EXERCISE DESCRIPTION » Below are records; report the number of lines in them that include the word "biodéchets", with no other text.

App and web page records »
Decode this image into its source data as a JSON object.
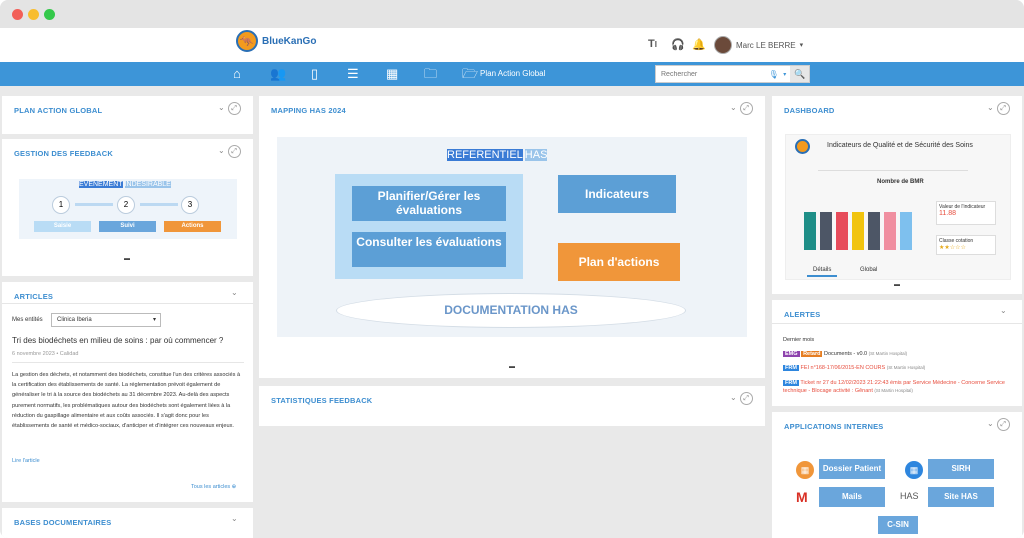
{
  "app": {
    "logo_text": "BlueKanGo",
    "user_name": "Marc LE BERRE",
    "top_icons": [
      "text-size-icon",
      "headset-icon",
      "bell-icon"
    ]
  },
  "nav": {
    "icons": [
      "home-icon",
      "users-icon",
      "tablet-icon",
      "list-icon",
      "calendar-icon",
      "folder-icon",
      "folder-open-icon"
    ],
    "active_label": "Plan Action Global",
    "search_placeholder": "Rechercher"
  },
  "panels": {
    "plan_action": {
      "title": "PLAN ACTION GLOBAL"
    },
    "gestion_feedback": {
      "title": "GESTION DES FEEDBACK",
      "banner_a": "EVENEMENT",
      "banner_b": "INDESIRABLE",
      "steps": [
        "1",
        "2",
        "3"
      ],
      "step_labels": [
        "Saisie",
        "Suivi",
        "Actions"
      ],
      "dots": "▬"
    },
    "articles": {
      "title": "ARTICLES",
      "filter_label": "Mes entités",
      "filter_value": "Clinica Iberia",
      "headline": "Tri des biodéchets en milieu de soins : par où commencer ?",
      "date": "6 novembre 2023",
      "category": "Calidad",
      "body": "La gestion des déchets, et notamment des biodéchets, constitue l'un des critères associés à la certification des établissements de santé. La réglementation prévoit également de généraliser le tri à la source des biodéchets au 31 décembre 2023. Au-delà des aspects purement normatifs, les problématiques autour des biodéchets sont également liées à la réduction du gaspillage alimentaire et aux coûts associés. Il s'agit donc pour les établissements de santé et médico-sociaux, d'anticiper et d'intégrer ces nouveaux enjeux.",
      "read_link": "Lire l'article",
      "all_link": "Tous les articles"
    },
    "bases": {
      "title": "BASES DOCUMENTAIRES"
    },
    "mapping": {
      "title": "MAPPING HAS 2024",
      "ref_a": "REFERENTIEL",
      "ref_b": "HAS",
      "btn_plan": "Planifier/Gérer les évaluations",
      "btn_consult": "Consulter les évaluations",
      "btn_indic": "Indicateurs",
      "btn_actions": "Plan d'actions",
      "doc": "DOCUMENTATION HAS",
      "dots": "▬"
    },
    "stats": {
      "title": "STATISTIQUES FEEDBACK"
    },
    "dashboard": {
      "title": "DASHBOARD",
      "card_title": "Indicateurs de Qualité et de Sécurité des Soins",
      "chart_title": "Nombre de BMR",
      "kpi_label": "Valeur de l'indicateur",
      "kpi_value": "11.88",
      "kpi2_label": "Classe cotation",
      "kpi2_stars": "★★☆☆☆",
      "tab_details": "Détails",
      "tab_global": "Global",
      "dots": "▬"
    },
    "alertes": {
      "title": "ALERTES",
      "subtitle": "Dernier mois",
      "items": [
        {
          "tag": "EMG",
          "tag2": "Retard",
          "text": "Documents - v0.0",
          "place": "(St Martin Hospital)"
        },
        {
          "tag": "FRM",
          "text": "FEI n°168-17/06/2015-EN COURS",
          "place": "(St Martin Hospital)"
        },
        {
          "tag": "FRM",
          "text": "Ticket nr 27 du 12/02/2023 21:22:43 émis par Service Médecine - Concerne Service technique - Blocage activité : Gênant",
          "place": "(St Martin Hospital)"
        }
      ]
    },
    "apps": {
      "title": "APPLICATIONS INTERNES",
      "buttons": [
        "Dossier Patient",
        "SIRH",
        "Mails",
        "Site HAS"
      ],
      "extra_logo": "C-SIN",
      "has_logo": "HAS"
    }
  },
  "colors": {
    "nav_blue": "#3d95d8",
    "panel_title": "#3d8ed0",
    "box_blue": "#5c9fd6",
    "box_orange": "#f0963a",
    "light_blue": "#b9dcf5"
  }
}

TASK OUTPUT » 2